BEGIN
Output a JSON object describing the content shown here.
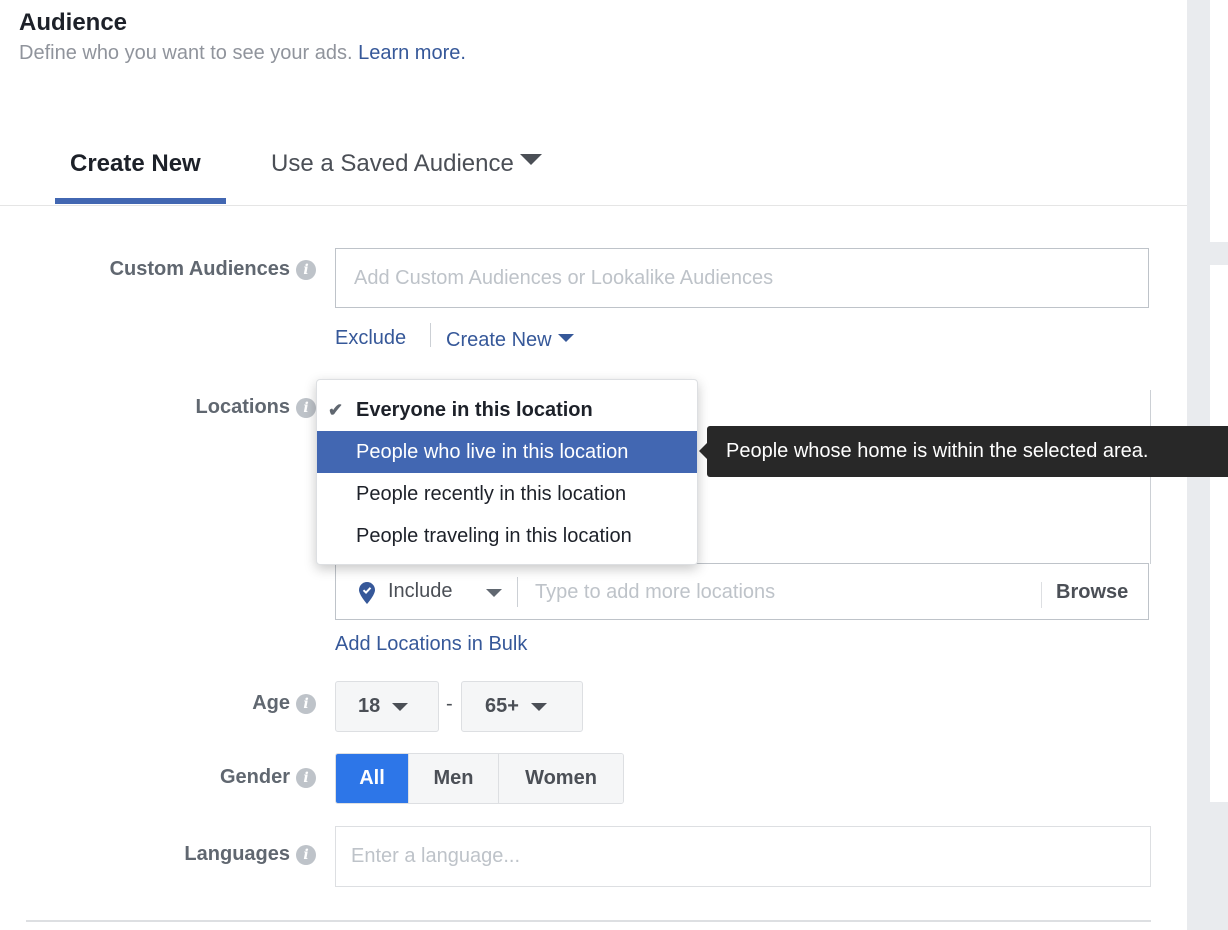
{
  "header": {
    "title": "Audience",
    "subtitle": "Define who you want to see your ads.",
    "learn_more": "Learn more."
  },
  "tabs": [
    {
      "label": "Create New",
      "active": true
    },
    {
      "label": "Use a Saved Audience",
      "active": false
    }
  ],
  "custom_audiences": {
    "label": "Custom Audiences",
    "placeholder": "Add Custom Audiences or Lookalike Audiences",
    "exclude_label": "Exclude",
    "create_new_label": "Create New"
  },
  "locations": {
    "label": "Locations",
    "menu": [
      {
        "label": "Everyone in this location",
        "checked": true
      },
      {
        "label": "People who live in this location",
        "highlighted": true
      },
      {
        "label": "People recently in this location"
      },
      {
        "label": "People traveling in this location"
      }
    ],
    "tooltip": "People whose home is within the selected area.",
    "include_label": "Include",
    "placeholder": "Type to add more locations",
    "browse_label": "Browse",
    "bulk_label": "Add Locations in Bulk"
  },
  "age": {
    "label": "Age",
    "min": "18",
    "separator": "-",
    "max": "65+"
  },
  "gender": {
    "label": "Gender",
    "options": [
      "All",
      "Men",
      "Women"
    ],
    "selected": "All"
  },
  "languages": {
    "label": "Languages",
    "placeholder": "Enter a language..."
  },
  "colors": {
    "accent": "#4267b2",
    "link": "#365899",
    "selected_segment": "#2d76e8",
    "tooltip_bg": "#282828"
  }
}
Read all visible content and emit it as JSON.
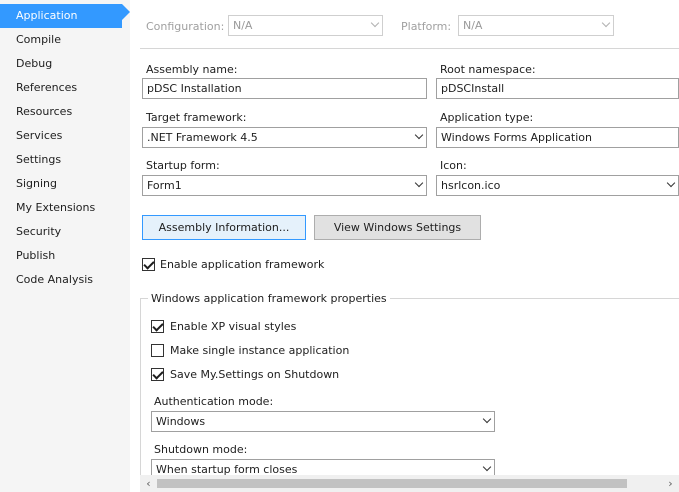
{
  "sidebar": {
    "items": [
      {
        "label": "Application",
        "active": true
      },
      {
        "label": "Compile"
      },
      {
        "label": "Debug"
      },
      {
        "label": "References"
      },
      {
        "label": "Resources"
      },
      {
        "label": "Services"
      },
      {
        "label": "Settings"
      },
      {
        "label": "Signing"
      },
      {
        "label": "My Extensions"
      },
      {
        "label": "Security"
      },
      {
        "label": "Publish"
      },
      {
        "label": "Code Analysis"
      }
    ]
  },
  "header": {
    "configuration_label": "Configuration:",
    "configuration_value": "N/A",
    "platform_label": "Platform:",
    "platform_value": "N/A"
  },
  "form": {
    "assembly_name_label": "Assembly name:",
    "assembly_name_value": "pDSC Installation",
    "root_namespace_label": "Root namespace:",
    "root_namespace_value": "pDSCInstall",
    "target_framework_label": "Target framework:",
    "target_framework_value": ".NET Framework 4.5",
    "application_type_label": "Application type:",
    "application_type_value": "Windows Forms Application",
    "startup_form_label": "Startup form:",
    "startup_form_value": "Form1",
    "icon_label": "Icon:",
    "icon_value": "hsrlcon.ico"
  },
  "buttons": {
    "assembly_info": "Assembly Information...",
    "view_windows_settings": "View Windows Settings"
  },
  "app_framework": {
    "enable_label": "Enable application framework",
    "enabled": true
  },
  "framework_props": {
    "group_title": "Windows application framework properties",
    "xp_styles_label": "Enable XP visual styles",
    "xp_styles_checked": true,
    "single_instance_label": "Make single instance application",
    "single_instance_checked": false,
    "save_settings_label": "Save My.Settings on Shutdown",
    "save_settings_checked": true,
    "auth_mode_label": "Authentication mode:",
    "auth_mode_value": "Windows",
    "shutdown_mode_label": "Shutdown mode:",
    "shutdown_mode_value": "When startup form closes"
  },
  "colors": {
    "accent": "#3399ff",
    "sidebar_bg": "#f5f5f5"
  }
}
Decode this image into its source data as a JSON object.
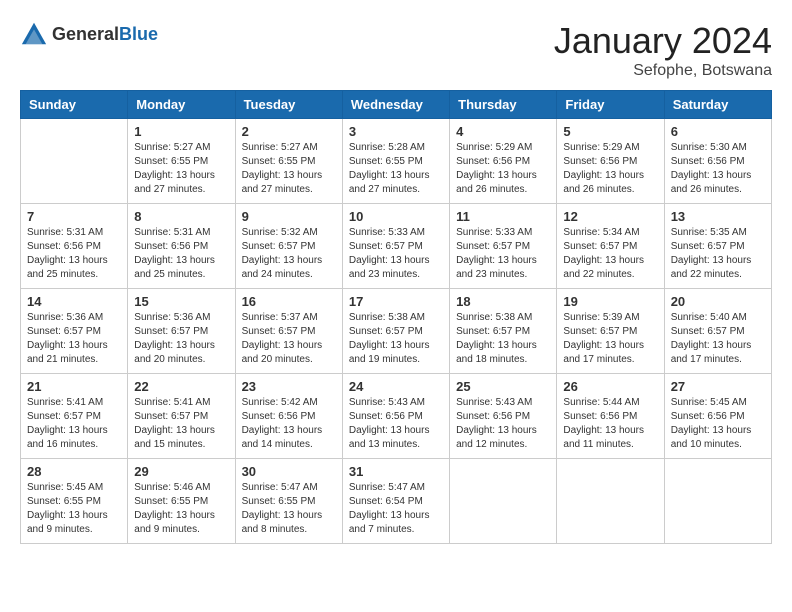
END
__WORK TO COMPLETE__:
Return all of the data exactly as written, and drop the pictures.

__SOLUTION TO THIS TASK__:
Output a JSON object describing the content shown here.
{
  "header": {
    "title": "Audience",
    "subtitle": "Define who you want to see your ads.",
    "learn_more": "Learn more."
  },
  "tabs": [
    {
      "label": "Create New",
      "active": true
    },
    {
      "label": "Use a Saved Audience",
      "active": false
    }
  ],
  "custom_audiences": {
    "label": "Custom Audiences",
    "placeholder": "Add Custom Audiences or Lookalike Audiences",
    "exclude_label": "Exclude",
    "create_new_label": "Create New"
  },
  "locations": {
    "label": "Locations",
    "menu": [
      {
        "label": "Everyone in this location",
        "checked": true
      },
      {
        "label": "People who live in this location",
        "highlighted": true
      },
      {
        "label": "People recently in this location"
      },
      {
        "label": "People traveling in this location"
      }
    ],
    "tooltip": "People whose home is within the selected area.",
    "include_label": "Include",
    "placeholder": "Type to add more locations",
    "browse_label": "Browse",
    "bulk_label": "Add Locations in Bulk"
  },
  "age": {
    "label": "Age",
    "min": "18",
    "separator": "-",
    "max": "65+"
  },
  "gender": {
    "label": "Gender",
    "options": [
      "All",
      "Men",
      "Women"
    ],
    "selected": "All"
  },
  "languages": {
    "label": "Languages",
    "placeholder": "Enter a language..."
  },
  "colors": {
    "accent": "#4267b2",
    "link": "#365899",
    "selected_segment": "#2d76e8",
    "tooltip_bg": "#282828"
  }
}
Read all visible content and emit it as JSON.
{
  "sidebar": {
    "items": [
      {
        "label": "Application",
        "active": true
      },
      {
        "label": "Compile"
      },
      {
        "label": "Debug"
      },
      {
        "label": "References"
      },
      {
        "label": "Resources"
      },
      {
        "label": "Services"
      },
      {
        "label": "Settings"
      },
      {
        "label": "Signing"
      },
      {
        "label": "My Extensions"
      },
      {
        "label": "Security"
      },
      {
        "label": "Publish"
      },
      {
        "label": "Code Analysis"
      }
    ]
  },
  "header": {
    "configuration_label": "Configuration:",
    "configuration_value": "N/A",
    "platform_label": "Platform:",
    "platform_value": "N/A"
  },
  "form": {
    "assembly_name_label": "Assembly name:",
    "assembly_name_value": "pDSC Installation",
    "root_namespace_label": "Root namespace:",
    "root_namespace_value": "pDSCInstall",
    "target_framework_label": "Target framework:",
    "target_framework_value": ".NET Framework 4.5",
    "application_type_label": "Application type:",
    "application_type_value": "Windows Forms Application",
    "startup_form_label": "Startup form:",
    "startup_form_value": "Form1",
    "icon_label": "Icon:",
    "icon_value": "hsrlcon.ico"
  },
  "buttons": {
    "assembly_info": "Assembly Information...",
    "view_windows_settings": "View Windows Settings"
  },
  "app_framework": {
    "enable_label": "Enable application framework",
    "enabled": true
  },
  "framework_props": {
    "group_title": "Windows application framework properties",
    "xp_styles_label": "Enable XP visual styles",
    "xp_styles_checked": true,
    "single_instance_label": "Make single instance application",
    "single_instance_checked": false,
    "save_settings_label": "Save My.Settings on Shutdown",
    "save_settings_checked": true,
    "auth_mode_label": "Authentication mode:",
    "auth_mode_value": "Windows",
    "shutdown_mode_label": "Shutdown mode:",
    "shutdown_mode_value": "When startup form closes"
  },
  "colors": {
    "accent": "#3399ff",
    "sidebar_bg": "#f5f5f5"
  }
}
Decode this image into its source data as a JSON object.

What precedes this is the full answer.